• [Entries provided]
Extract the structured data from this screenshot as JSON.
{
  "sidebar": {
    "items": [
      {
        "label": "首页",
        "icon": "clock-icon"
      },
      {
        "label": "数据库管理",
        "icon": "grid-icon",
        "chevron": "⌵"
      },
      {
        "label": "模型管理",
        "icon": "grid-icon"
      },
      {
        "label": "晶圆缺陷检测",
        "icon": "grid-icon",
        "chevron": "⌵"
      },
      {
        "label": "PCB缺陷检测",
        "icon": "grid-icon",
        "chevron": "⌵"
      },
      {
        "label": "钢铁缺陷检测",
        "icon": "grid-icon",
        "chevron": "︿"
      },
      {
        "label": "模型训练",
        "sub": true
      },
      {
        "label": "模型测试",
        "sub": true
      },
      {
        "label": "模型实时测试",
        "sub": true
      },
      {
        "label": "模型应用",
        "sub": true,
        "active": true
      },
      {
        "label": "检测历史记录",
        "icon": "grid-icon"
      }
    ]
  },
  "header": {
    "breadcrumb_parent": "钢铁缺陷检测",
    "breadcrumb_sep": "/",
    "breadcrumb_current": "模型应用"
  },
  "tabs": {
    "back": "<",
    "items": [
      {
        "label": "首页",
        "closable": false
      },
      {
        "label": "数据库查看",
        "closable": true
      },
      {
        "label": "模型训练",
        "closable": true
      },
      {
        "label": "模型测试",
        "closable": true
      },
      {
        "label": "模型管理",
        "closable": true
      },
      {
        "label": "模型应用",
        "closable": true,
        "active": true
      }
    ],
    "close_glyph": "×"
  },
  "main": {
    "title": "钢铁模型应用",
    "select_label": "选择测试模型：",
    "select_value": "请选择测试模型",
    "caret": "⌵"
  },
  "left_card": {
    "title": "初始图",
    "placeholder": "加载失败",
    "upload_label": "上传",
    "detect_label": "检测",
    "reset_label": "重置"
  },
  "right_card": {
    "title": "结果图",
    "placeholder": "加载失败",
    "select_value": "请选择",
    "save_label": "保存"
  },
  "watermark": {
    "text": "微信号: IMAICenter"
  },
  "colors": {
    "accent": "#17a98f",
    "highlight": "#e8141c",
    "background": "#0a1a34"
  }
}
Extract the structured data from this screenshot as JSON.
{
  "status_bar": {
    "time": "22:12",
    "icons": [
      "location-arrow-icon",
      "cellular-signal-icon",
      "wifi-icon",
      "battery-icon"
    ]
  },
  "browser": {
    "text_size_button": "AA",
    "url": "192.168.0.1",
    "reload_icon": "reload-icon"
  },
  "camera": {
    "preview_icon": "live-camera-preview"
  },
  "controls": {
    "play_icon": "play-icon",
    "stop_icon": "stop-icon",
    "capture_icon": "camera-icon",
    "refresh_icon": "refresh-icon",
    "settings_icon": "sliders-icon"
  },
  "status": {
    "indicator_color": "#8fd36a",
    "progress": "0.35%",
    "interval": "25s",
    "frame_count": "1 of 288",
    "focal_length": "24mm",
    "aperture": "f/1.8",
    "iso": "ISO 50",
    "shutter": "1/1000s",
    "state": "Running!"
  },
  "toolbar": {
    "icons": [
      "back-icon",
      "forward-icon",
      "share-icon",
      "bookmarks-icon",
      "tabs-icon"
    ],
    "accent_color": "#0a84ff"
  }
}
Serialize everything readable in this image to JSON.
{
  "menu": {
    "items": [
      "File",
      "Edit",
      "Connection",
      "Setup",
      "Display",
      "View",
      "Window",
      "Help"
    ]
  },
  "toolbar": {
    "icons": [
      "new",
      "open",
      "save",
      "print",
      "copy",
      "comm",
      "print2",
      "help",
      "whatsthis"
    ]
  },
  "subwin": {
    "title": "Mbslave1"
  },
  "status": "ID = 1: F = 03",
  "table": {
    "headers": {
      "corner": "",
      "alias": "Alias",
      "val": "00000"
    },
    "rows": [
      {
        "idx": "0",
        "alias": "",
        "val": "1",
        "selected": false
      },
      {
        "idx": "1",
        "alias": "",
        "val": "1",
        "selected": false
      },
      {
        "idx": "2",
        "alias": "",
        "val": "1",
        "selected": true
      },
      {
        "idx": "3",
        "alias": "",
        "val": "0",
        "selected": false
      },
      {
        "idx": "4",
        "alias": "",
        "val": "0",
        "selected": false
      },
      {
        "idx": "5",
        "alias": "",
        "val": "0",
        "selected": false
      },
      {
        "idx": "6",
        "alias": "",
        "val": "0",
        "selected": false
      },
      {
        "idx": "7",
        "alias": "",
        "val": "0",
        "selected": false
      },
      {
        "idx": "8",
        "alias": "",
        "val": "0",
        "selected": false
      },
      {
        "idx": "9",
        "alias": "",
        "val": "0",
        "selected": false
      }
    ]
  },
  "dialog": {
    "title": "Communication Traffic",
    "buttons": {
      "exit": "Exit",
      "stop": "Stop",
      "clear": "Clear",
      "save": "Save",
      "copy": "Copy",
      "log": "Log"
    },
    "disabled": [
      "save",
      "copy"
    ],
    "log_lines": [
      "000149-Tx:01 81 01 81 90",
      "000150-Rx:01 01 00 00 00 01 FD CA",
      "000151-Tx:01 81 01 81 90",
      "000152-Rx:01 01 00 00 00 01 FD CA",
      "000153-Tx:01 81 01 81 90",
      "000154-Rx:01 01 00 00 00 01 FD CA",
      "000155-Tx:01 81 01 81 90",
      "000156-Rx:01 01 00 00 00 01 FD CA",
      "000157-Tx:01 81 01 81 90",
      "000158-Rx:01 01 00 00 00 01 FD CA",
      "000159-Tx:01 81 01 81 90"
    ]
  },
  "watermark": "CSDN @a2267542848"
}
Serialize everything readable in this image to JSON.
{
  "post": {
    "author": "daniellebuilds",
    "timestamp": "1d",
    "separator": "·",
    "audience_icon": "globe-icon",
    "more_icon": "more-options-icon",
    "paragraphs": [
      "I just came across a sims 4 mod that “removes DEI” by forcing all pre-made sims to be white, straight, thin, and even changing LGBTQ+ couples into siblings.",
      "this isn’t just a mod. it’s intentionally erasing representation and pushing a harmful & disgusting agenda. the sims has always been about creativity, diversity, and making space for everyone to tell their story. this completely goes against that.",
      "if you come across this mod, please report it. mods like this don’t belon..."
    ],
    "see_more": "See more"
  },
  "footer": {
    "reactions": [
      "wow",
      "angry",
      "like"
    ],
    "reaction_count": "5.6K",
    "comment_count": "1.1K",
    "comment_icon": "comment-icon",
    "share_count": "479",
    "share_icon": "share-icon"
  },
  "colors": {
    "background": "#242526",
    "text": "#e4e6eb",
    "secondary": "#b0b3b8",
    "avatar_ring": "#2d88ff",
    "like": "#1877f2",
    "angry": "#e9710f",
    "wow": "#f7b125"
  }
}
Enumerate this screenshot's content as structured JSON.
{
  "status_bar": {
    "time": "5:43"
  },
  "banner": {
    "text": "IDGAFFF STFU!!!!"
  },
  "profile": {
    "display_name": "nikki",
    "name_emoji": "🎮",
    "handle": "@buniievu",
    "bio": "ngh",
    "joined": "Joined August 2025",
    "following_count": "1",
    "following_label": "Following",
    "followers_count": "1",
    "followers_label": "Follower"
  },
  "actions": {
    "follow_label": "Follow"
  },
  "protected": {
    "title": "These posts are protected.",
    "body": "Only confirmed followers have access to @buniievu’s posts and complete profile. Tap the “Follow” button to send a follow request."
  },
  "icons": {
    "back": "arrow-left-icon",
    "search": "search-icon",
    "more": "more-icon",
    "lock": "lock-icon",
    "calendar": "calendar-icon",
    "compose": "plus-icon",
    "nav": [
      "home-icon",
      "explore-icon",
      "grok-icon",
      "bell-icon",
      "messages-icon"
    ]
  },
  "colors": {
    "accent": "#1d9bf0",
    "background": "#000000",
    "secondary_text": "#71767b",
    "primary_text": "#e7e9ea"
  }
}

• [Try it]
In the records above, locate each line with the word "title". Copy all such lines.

• [Result]
    "title": "钢铁模型应用",
    "title": "初始图",
    "title": "结果图",
    "title": "Mbslave1"
    "title": "Communication Traffic",
    "title": "These posts are protected.",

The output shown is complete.